-- Opening Marker --

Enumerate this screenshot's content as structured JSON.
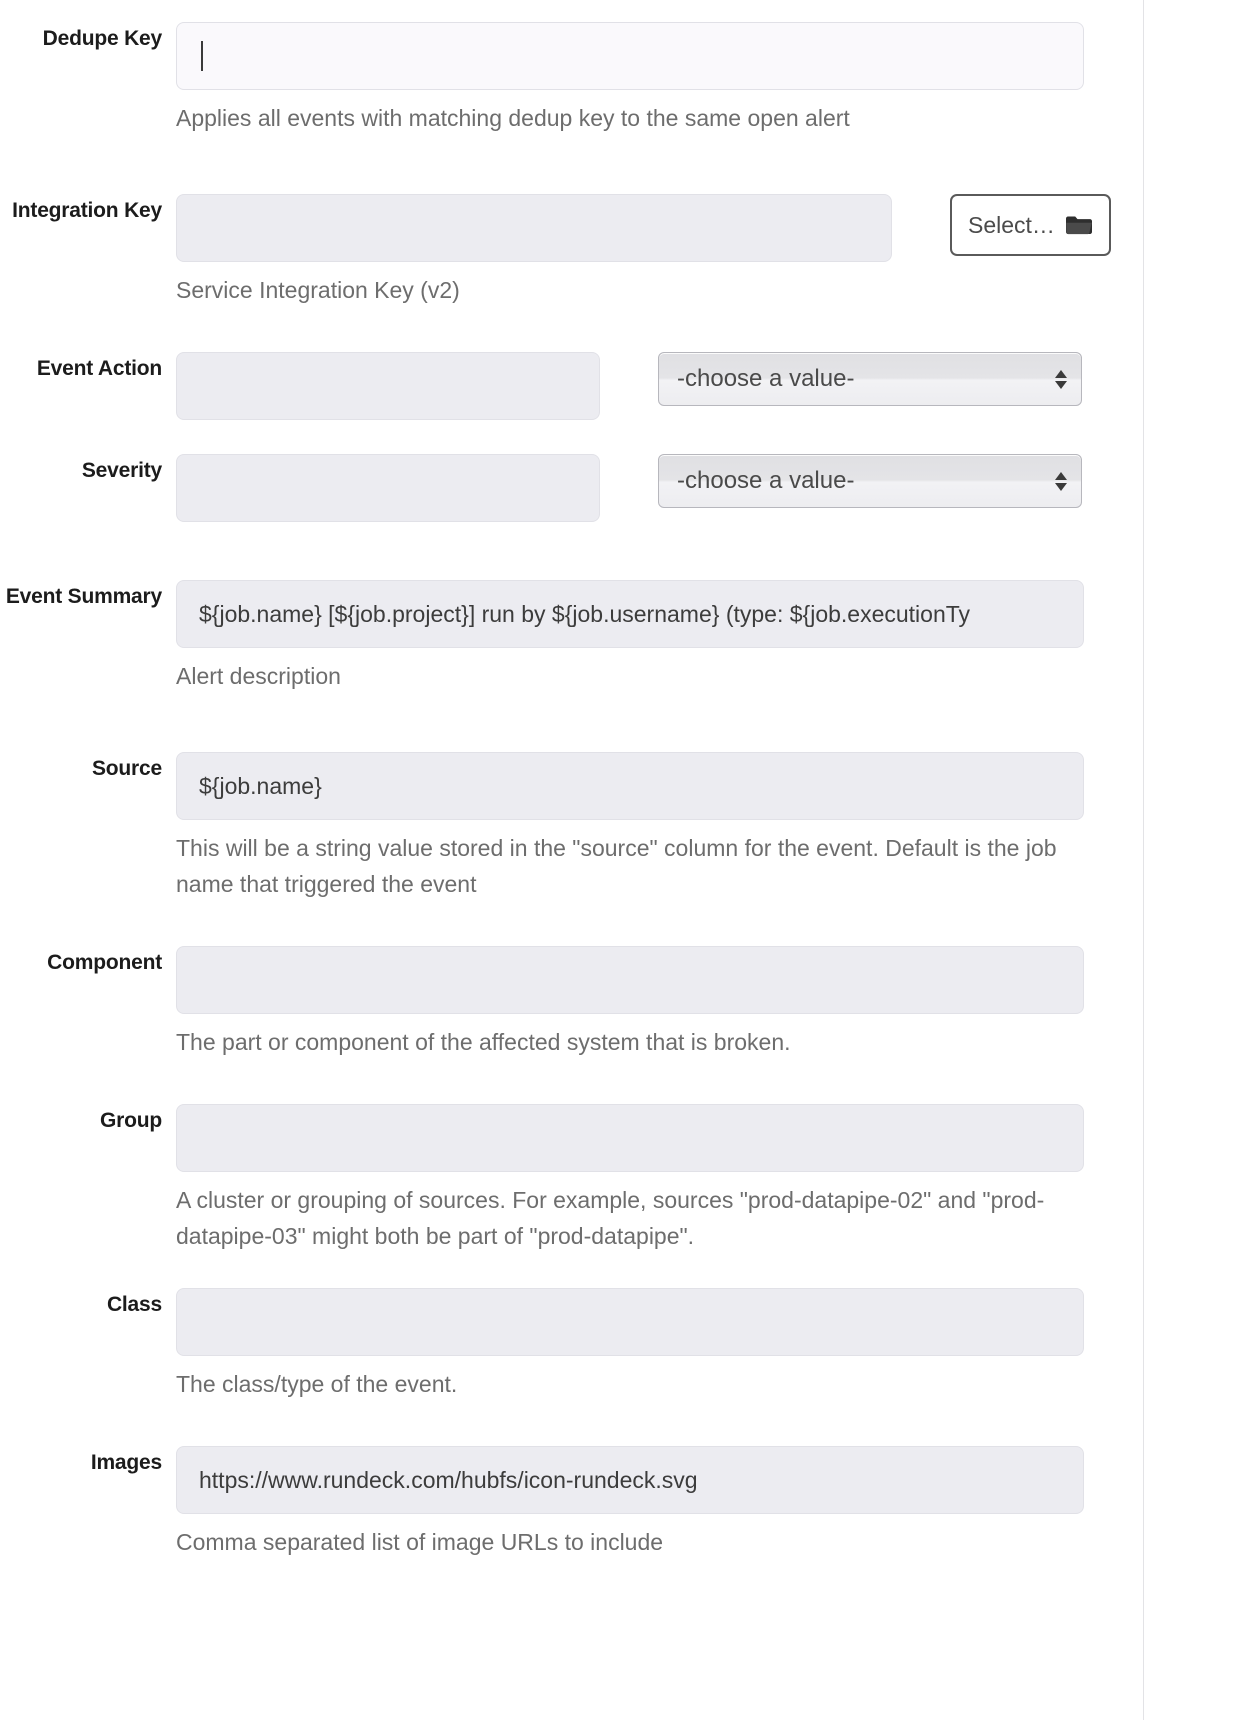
{
  "form": {
    "fields": [
      {
        "label": "Dedupe Key",
        "value": "",
        "help": "Applies all events with matching dedup key to the same open alert",
        "control": "text-focused"
      },
      {
        "label": "Integration Key",
        "value": "",
        "help": "Service Integration Key (v2)",
        "control": "text-with-button",
        "button_label": "Select…",
        "button_icon": "folder-icon"
      },
      {
        "label": "Event Action",
        "value": "",
        "help": "",
        "control": "text-with-select",
        "select_value": "-choose a value-"
      },
      {
        "label": "Severity",
        "value": "",
        "help": "",
        "control": "text-with-select",
        "select_value": "-choose a value-"
      },
      {
        "label": "Event Summary",
        "value": "${job.name} [${job.project}] run by ${job.username} (type: ${job.executionTy",
        "help": "Alert description",
        "control": "text"
      },
      {
        "label": "Source",
        "value": "${job.name}",
        "help": "This will be a string value stored in the \"source\" column for the event. Default is the job name that triggered the event",
        "control": "text"
      },
      {
        "label": "Component",
        "value": "",
        "help": "The part or component of the affected system that is broken.",
        "control": "text"
      },
      {
        "label": "Group",
        "value": "",
        "help": "A cluster or grouping of sources. For example, sources \"prod-datapipe-02\" and \"prod-datapipe-03\" might both be part of \"prod-datapipe\".",
        "control": "text"
      },
      {
        "label": "Class",
        "value": "",
        "help": "The class/type of the event.",
        "control": "text"
      },
      {
        "label": "Images",
        "value": "https://www.rundeck.com/hubfs/icon-rundeck.svg",
        "help": "Comma separated list of image URLs to include",
        "control": "text"
      }
    ]
  },
  "colors": {
    "input_bg": "#ececf1",
    "input_bg_focus": "#faf9fc",
    "input_border": "#e1e1e7",
    "label_text": "#1c1c1c",
    "help_text": "#6d6d6d",
    "value_text": "#3c3c3c",
    "select_border": "#b7b7bd",
    "button_border": "#5a5a5a"
  }
}
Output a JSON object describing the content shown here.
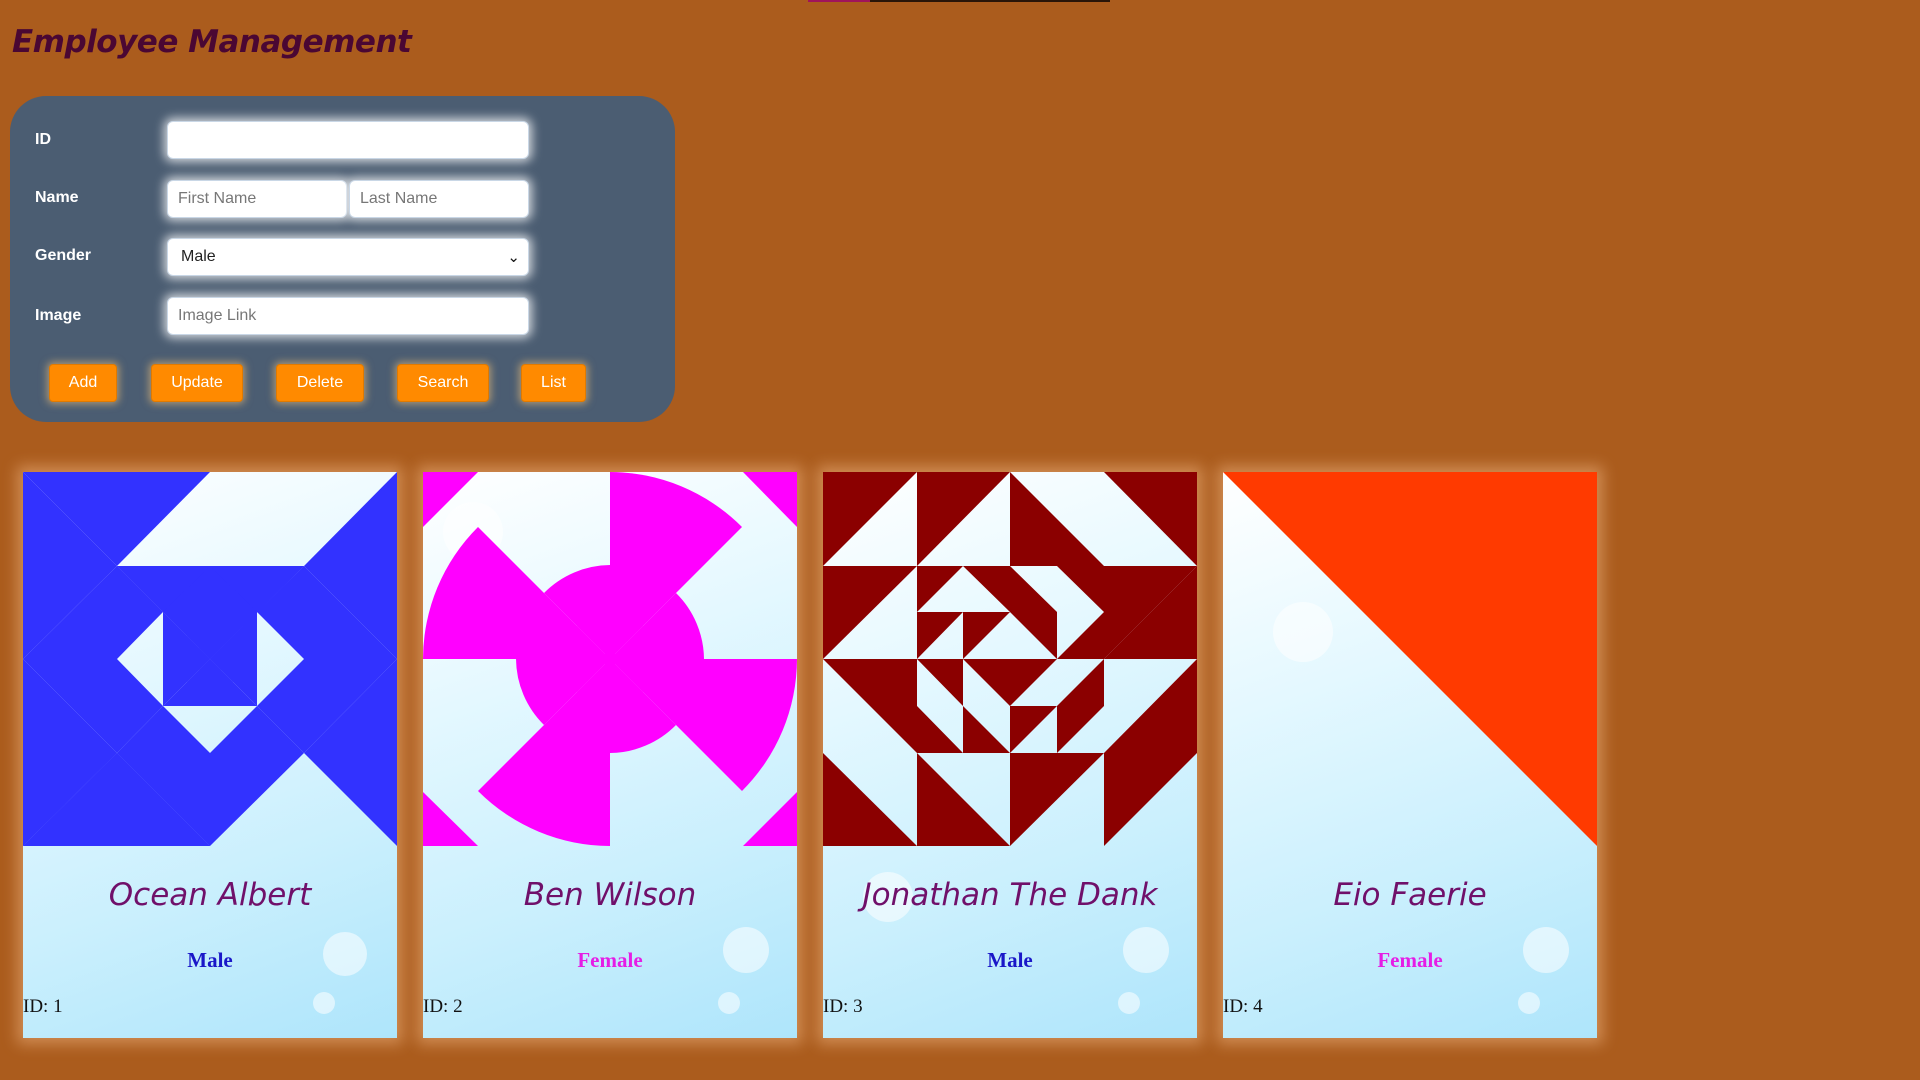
{
  "page": {
    "title": "Employee Management"
  },
  "form": {
    "id_label": "ID",
    "id_value": "",
    "name_label": "Name",
    "first_name_placeholder": "First Name",
    "last_name_placeholder": "Last Name",
    "gender_label": "Gender",
    "gender_selected": "Male",
    "image_label": "Image",
    "image_placeholder": "Image Link",
    "buttons": {
      "add": "Add",
      "update": "Update",
      "delete": "Delete",
      "search": "Search",
      "list": "List"
    }
  },
  "employees": [
    {
      "name": "Ocean Albert",
      "gender": "Male",
      "id_text": "ID: 1",
      "gender_color": "#1a17c8",
      "art_color": "#3232ff",
      "art_icon": "nested-diamond-pattern"
    },
    {
      "name": "Ben Wilson",
      "gender": "Female",
      "id_text": "ID: 2",
      "gender_color": "#e51ee5",
      "art_color": "#ff00ff",
      "art_icon": "concentric-circle-pattern"
    },
    {
      "name": "Jonathan The Dank",
      "gender": "Male",
      "id_text": "ID: 3",
      "gender_color": "#1a17c8",
      "art_color": "#8b0000",
      "art_icon": "triangle-pinwheel-pattern"
    },
    {
      "name": "Eio Faerie",
      "gender": "Female",
      "id_text": "ID: 4",
      "gender_color": "#e51ee5",
      "art_color": "#ff3a00",
      "art_icon": "diagonal-triangle-pattern"
    }
  ]
}
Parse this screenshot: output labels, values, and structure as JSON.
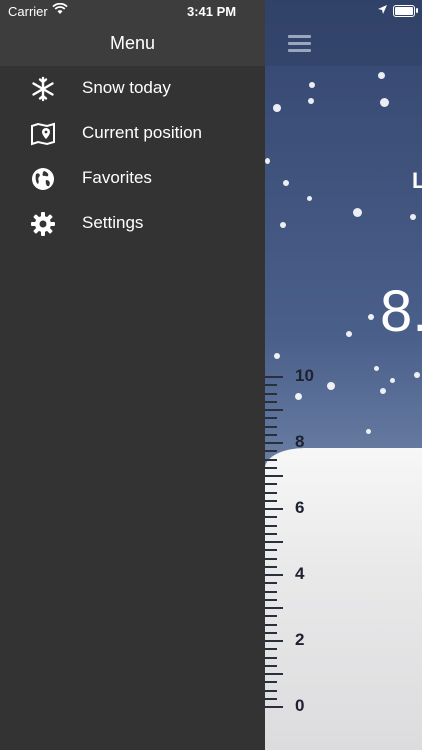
{
  "status_bar": {
    "carrier": "Carrier",
    "time": "3:41 PM"
  },
  "drawer": {
    "title": "Menu",
    "items": [
      {
        "label": "Snow today",
        "icon": "snowflake-icon"
      },
      {
        "label": "Current position",
        "icon": "map-pin-icon"
      },
      {
        "label": "Favorites",
        "icon": "globe-icon"
      },
      {
        "label": "Settings",
        "icon": "gear-icon"
      }
    ]
  },
  "app": {
    "peek_letter": "L",
    "peek_value": "8.",
    "ruler_labels": [
      "10",
      "8",
      "6",
      "4",
      "2",
      "0"
    ]
  },
  "colors": {
    "drawer_bg": "#333333",
    "drawer_header": "#3d3d3d",
    "sky_top": "#34466f"
  }
}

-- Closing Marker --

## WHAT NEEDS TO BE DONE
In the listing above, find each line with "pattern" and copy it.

## TASK RESULT
      "art_icon": "nested-diamond-pattern"
      "art_icon": "concentric-circle-pattern"
      "art_icon": "triangle-pinwheel-pattern"
      "art_icon": "diagonal-triangle-pattern"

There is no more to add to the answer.